* Task
Copy each line of the listing below exactly and drop the images.

* Supplied information
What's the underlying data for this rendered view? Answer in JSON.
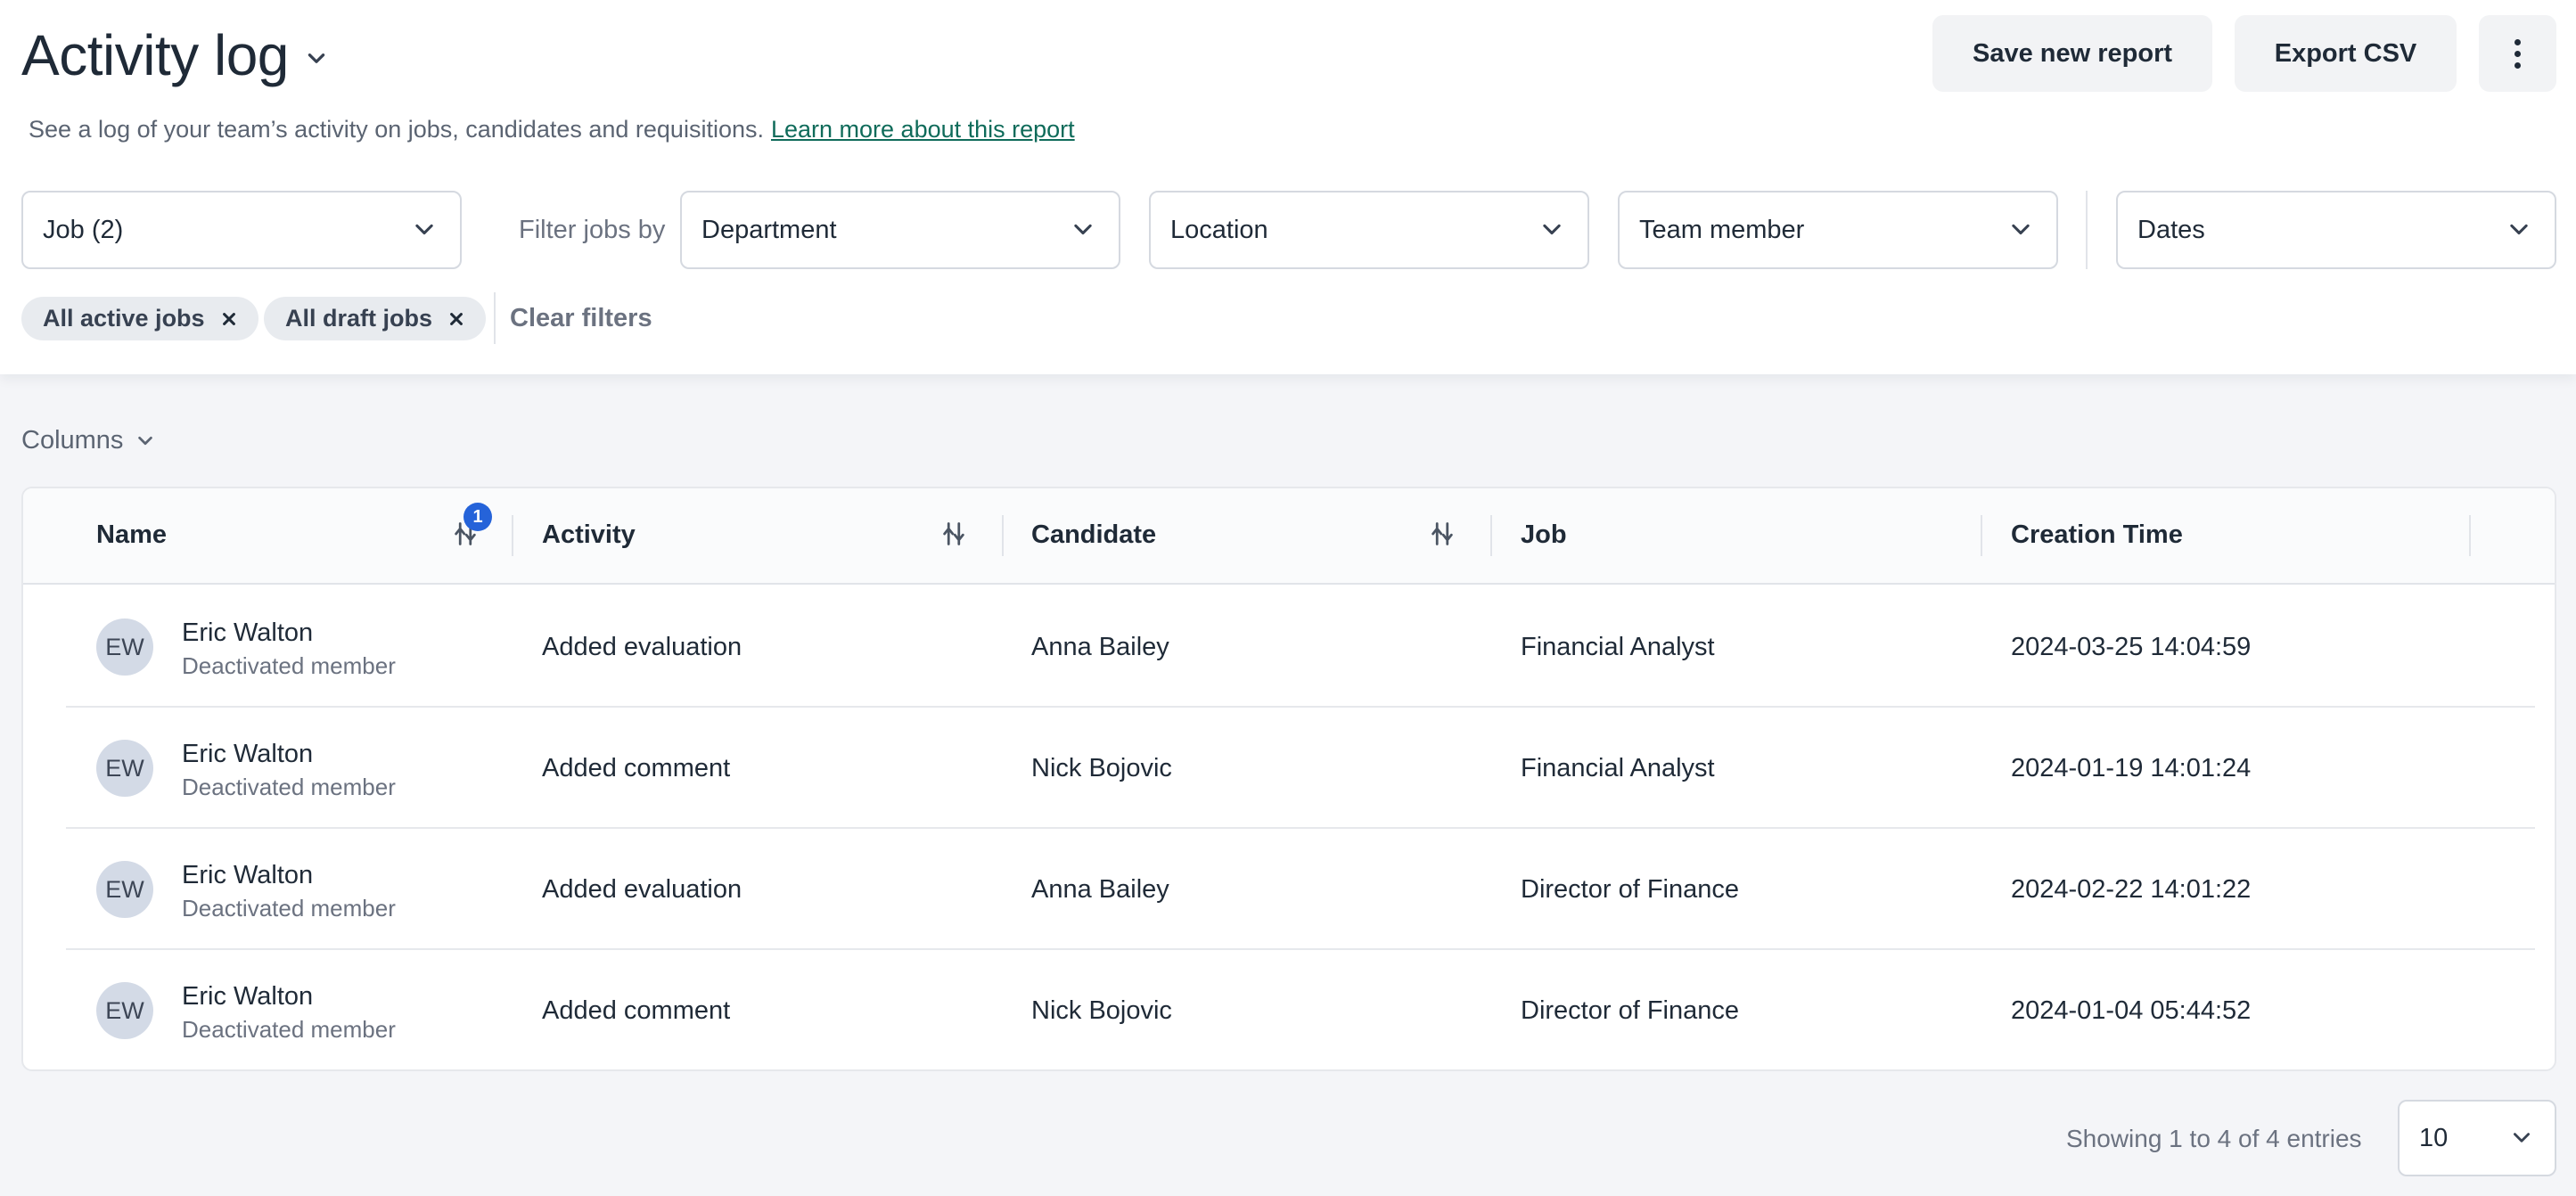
{
  "header": {
    "title": "Activity log",
    "subtitle": "See a log of your team’s activity on jobs, candidates and requisitions.",
    "learn_more": "Learn more about this report",
    "save_label": "Save new report",
    "export_label": "Export CSV",
    "more_icon": "vertical-dots-icon"
  },
  "filters": {
    "job": "Job (2)",
    "filter_jobs_by": "Filter jobs by",
    "department": "Department",
    "location": "Location",
    "team_member": "Team member",
    "dates": "Dates",
    "chips": [
      "All active jobs",
      "All draft jobs"
    ],
    "clear": "Clear filters"
  },
  "columns_toggle": "Columns",
  "table": {
    "headers": [
      "Name",
      "Activity",
      "Candidate",
      "Job",
      "Creation Time"
    ],
    "name_sort_badge": "1",
    "rows": [
      {
        "initials": "EW",
        "name": "Eric Walton",
        "sub": "Deactivated member",
        "activity": "Added evaluation",
        "candidate": "Anna Bailey",
        "job": "Financial Analyst",
        "time": "2024-03-25 14:04:59"
      },
      {
        "initials": "EW",
        "name": "Eric Walton",
        "sub": "Deactivated member",
        "activity": "Added comment",
        "candidate": "Nick Bojovic",
        "job": "Financial Analyst",
        "time": "2024-01-19 14:01:24"
      },
      {
        "initials": "EW",
        "name": "Eric Walton",
        "sub": "Deactivated member",
        "activity": "Added evaluation",
        "candidate": "Anna Bailey",
        "job": "Director of Finance",
        "time": "2024-02-22 14:01:22"
      },
      {
        "initials": "EW",
        "name": "Eric Walton",
        "sub": "Deactivated member",
        "activity": "Added comment",
        "candidate": "Nick Bojovic",
        "job": "Director of Finance",
        "time": "2024-01-04 05:44:52"
      }
    ]
  },
  "footer": {
    "showing": "Showing 1 to 4 of 4 entries",
    "page_size": "10"
  },
  "colors": {
    "accent_link": "#0f6b5a",
    "badge": "#2563d9",
    "avatar_bg": "#d3dae6"
  }
}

* Answer space
What's the underlying data for this rendered view? Answer in JSON.
{
  "header": {
    "title": "Activity log",
    "subtitle": "See a log of your team’s activity on jobs, candidates and requisitions.",
    "learn_more": "Learn more about this report",
    "save_label": "Save new report",
    "export_label": "Export CSV",
    "more_icon": "vertical-dots-icon"
  },
  "filters": {
    "job": "Job (2)",
    "filter_jobs_by": "Filter jobs by",
    "department": "Department",
    "location": "Location",
    "team_member": "Team member",
    "dates": "Dates",
    "chips": [
      "All active jobs",
      "All draft jobs"
    ],
    "clear": "Clear filters"
  },
  "columns_toggle": "Columns",
  "table": {
    "headers": [
      "Name",
      "Activity",
      "Candidate",
      "Job",
      "Creation Time"
    ],
    "name_sort_badge": "1",
    "rows": [
      {
        "initials": "EW",
        "name": "Eric Walton",
        "sub": "Deactivated member",
        "activity": "Added evaluation",
        "candidate": "Anna Bailey",
        "job": "Financial Analyst",
        "time": "2024-03-25 14:04:59"
      },
      {
        "initials": "EW",
        "name": "Eric Walton",
        "sub": "Deactivated member",
        "activity": "Added comment",
        "candidate": "Nick Bojovic",
        "job": "Financial Analyst",
        "time": "2024-01-19 14:01:24"
      },
      {
        "initials": "EW",
        "name": "Eric Walton",
        "sub": "Deactivated member",
        "activity": "Added evaluation",
        "candidate": "Anna Bailey",
        "job": "Director of Finance",
        "time": "2024-02-22 14:01:22"
      },
      {
        "initials": "EW",
        "name": "Eric Walton",
        "sub": "Deactivated member",
        "activity": "Added comment",
        "candidate": "Nick Bojovic",
        "job": "Director of Finance",
        "time": "2024-01-04 05:44:52"
      }
    ]
  },
  "footer": {
    "showing": "Showing 1 to 4 of 4 entries",
    "page_size": "10"
  },
  "colors": {
    "accent_link": "#0f6b5a",
    "badge": "#2563d9",
    "avatar_bg": "#d3dae6"
  }
}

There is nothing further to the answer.